"He was a legendary pitcher who enjoyed many of his best seasons with the Oakland A's," A's President Michael Crowley said in a statement. "He will always be a significant part of our franchise's history."
Welch was a prominent member of the Oakland teams that won three straight AL championships from 1988-90, including the 1989 club that swept the San Francisco Giants in the earthquake-interrupted World Series. He won the Cy Young Award after going 27-6 with a 2.95 ERA.
Welch finished 211-146 with 3.47 ERA in 17 seasons with the Los Angeles Dodgers (1978-87) and Athletics (1988-94). He also was the pitching coach for the Arizona Diamondbacks when they won the 2001 World Series and has served as a special instructor for the A's in recent years.
"This is a sad day for the entire A's organization," general manager Billy Beane said. "Those of us who knew Bob as a teammate and a friend will miss him greatly."
A's left-hander Sean Doolittle wrote on Twitter: "Devastated to learn of Bob Welch's passing.

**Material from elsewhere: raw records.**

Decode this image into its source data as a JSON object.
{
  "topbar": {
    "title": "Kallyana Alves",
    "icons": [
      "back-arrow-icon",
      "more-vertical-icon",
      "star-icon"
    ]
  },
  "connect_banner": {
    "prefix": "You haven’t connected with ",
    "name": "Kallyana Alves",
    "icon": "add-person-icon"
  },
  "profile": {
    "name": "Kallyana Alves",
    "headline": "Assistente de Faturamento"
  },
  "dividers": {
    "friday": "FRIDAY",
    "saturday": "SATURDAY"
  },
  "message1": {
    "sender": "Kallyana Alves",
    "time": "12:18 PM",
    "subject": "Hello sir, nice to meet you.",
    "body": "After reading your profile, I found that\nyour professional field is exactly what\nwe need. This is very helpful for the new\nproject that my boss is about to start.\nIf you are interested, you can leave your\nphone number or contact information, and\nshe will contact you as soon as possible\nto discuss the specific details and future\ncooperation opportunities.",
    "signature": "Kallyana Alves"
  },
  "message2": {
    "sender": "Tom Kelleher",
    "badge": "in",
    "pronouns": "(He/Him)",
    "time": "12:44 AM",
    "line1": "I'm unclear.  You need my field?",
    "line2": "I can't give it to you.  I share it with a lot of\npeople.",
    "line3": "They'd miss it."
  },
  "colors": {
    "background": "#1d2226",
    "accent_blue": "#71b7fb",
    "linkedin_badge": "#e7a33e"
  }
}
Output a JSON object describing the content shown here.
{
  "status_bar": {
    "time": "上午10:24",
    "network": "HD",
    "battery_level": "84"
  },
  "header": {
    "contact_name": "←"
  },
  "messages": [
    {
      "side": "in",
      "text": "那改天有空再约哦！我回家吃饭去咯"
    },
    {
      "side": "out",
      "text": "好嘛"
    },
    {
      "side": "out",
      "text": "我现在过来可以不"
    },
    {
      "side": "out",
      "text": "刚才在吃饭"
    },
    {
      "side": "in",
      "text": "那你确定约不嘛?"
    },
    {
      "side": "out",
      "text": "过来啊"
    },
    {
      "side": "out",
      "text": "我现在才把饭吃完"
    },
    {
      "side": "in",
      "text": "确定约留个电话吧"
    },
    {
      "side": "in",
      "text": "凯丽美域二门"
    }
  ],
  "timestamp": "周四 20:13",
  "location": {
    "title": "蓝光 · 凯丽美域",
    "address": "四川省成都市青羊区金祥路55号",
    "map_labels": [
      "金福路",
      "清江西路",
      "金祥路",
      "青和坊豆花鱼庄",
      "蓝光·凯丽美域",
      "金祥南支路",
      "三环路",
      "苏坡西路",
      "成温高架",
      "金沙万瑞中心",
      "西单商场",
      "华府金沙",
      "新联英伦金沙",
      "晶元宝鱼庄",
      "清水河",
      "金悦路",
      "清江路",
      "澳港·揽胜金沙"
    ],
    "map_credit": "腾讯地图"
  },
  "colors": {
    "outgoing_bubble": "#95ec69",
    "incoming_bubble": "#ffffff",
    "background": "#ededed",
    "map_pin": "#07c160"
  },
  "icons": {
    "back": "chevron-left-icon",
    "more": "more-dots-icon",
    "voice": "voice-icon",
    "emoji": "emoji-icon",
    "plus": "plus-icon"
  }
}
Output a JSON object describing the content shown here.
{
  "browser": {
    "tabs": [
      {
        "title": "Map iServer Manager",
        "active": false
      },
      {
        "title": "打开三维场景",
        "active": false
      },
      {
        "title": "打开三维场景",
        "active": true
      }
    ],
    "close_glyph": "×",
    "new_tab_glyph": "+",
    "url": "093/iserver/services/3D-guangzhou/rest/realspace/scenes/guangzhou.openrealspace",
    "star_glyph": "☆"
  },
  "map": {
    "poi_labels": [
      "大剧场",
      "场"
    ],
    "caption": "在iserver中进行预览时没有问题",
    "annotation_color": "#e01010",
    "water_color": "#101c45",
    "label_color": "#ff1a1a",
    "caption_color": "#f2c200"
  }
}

The A's organization lost not only one of its best pitchers, but one of its best people."